Special panel to talk to Israel's housing protesters online
Team for Socio-economic Change appointed by Netanyahu seeks to 'translate public sentiment into action'; city inspectors dismantle tents in a number of Tel Aviv encampments.
The Team for Socio-economic Change appointed by Prime Minister Benjamin Netanyahu to reduce the soaring cost of living in Israel met for the first time Tuesday. The panel, headed by Professor Manuel Trajtenberg, Chairman of the Planning and Budgeting Committee of the Council for Higher Education, discussed work schedules, division into teams and areas of responsibilities.
The panel decided to set up "infrastructure for dialogue," which will include a dialogue with the protesters over the Internet. Michael Eitan, Minister for the Improvement of Government Services, was tasked with the Internet initiative.
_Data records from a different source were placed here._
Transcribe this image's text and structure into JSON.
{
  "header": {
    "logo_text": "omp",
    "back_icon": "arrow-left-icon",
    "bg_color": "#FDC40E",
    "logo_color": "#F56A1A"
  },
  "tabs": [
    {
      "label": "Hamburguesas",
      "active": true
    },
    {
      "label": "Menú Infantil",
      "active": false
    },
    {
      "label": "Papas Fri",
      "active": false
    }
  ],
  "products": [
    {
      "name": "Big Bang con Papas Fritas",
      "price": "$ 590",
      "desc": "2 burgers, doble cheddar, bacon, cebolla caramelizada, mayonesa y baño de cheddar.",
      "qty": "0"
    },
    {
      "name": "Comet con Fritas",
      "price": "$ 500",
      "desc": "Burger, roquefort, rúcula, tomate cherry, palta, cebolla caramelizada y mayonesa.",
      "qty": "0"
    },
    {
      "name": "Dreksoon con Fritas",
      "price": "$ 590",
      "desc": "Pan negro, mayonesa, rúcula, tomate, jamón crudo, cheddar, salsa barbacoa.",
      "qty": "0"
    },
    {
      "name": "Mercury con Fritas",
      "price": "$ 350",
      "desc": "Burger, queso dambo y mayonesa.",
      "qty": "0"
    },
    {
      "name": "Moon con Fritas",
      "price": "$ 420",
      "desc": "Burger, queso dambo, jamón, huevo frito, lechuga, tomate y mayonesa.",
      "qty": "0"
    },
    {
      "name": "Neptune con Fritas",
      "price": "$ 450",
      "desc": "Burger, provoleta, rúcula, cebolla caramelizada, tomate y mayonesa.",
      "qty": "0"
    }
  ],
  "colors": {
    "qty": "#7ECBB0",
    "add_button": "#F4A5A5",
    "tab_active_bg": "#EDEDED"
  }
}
The panel is scheduled to convene again next Tuesday.
At the start of the meeting Professor Trajtenberg presented the panel's goals, which include "translating the public sentiments into a professional understanding and political action." Among the teams that will be set up are a tax teams, a competition and living costs team, a social services team and a housing team.
"This is an exciting moment," Professor Trajtenberg said, "It is also one of the hardest days in the Hebrew calendar. But beyond destruction, it also symbolizes a new beginning for the Jewish people." Trajtenberg added that "this wave of protests expresses a yearning for something tangible called social justice."
Meanwhile, Tel Aviv municipality inspectors arrived at a number of 'tent city' locations on Tuesday, requesting that unused tents be dismantled. In addition, the inspectors even confiscated a few tents from Ben Gurion and Chen Boulevards, claiming they had been out of use for a long time.
Social protesters present at the tent encampment claimed that the tents dismantled by the city inspectors were actually in use at night, but not during the day, when most members of the protest are at work.
Meanwhile, police arrested on Tuesday the main organizer of the Ethiopian Jews' tent compound in Gan Levinsky in south Tel Aviv, on suspicion of attacking a policewoman. The activists in the encampment claim the police officers targeted him for no reason and deny he used violence.
Kobi Shahar, one of the activists, said that the incident was meant to cause divisions among the protesters. "The basic 'divide and conquer' here is between black and white," he said. "They are very afraid of black and white uniting, and we Ethiopians know it."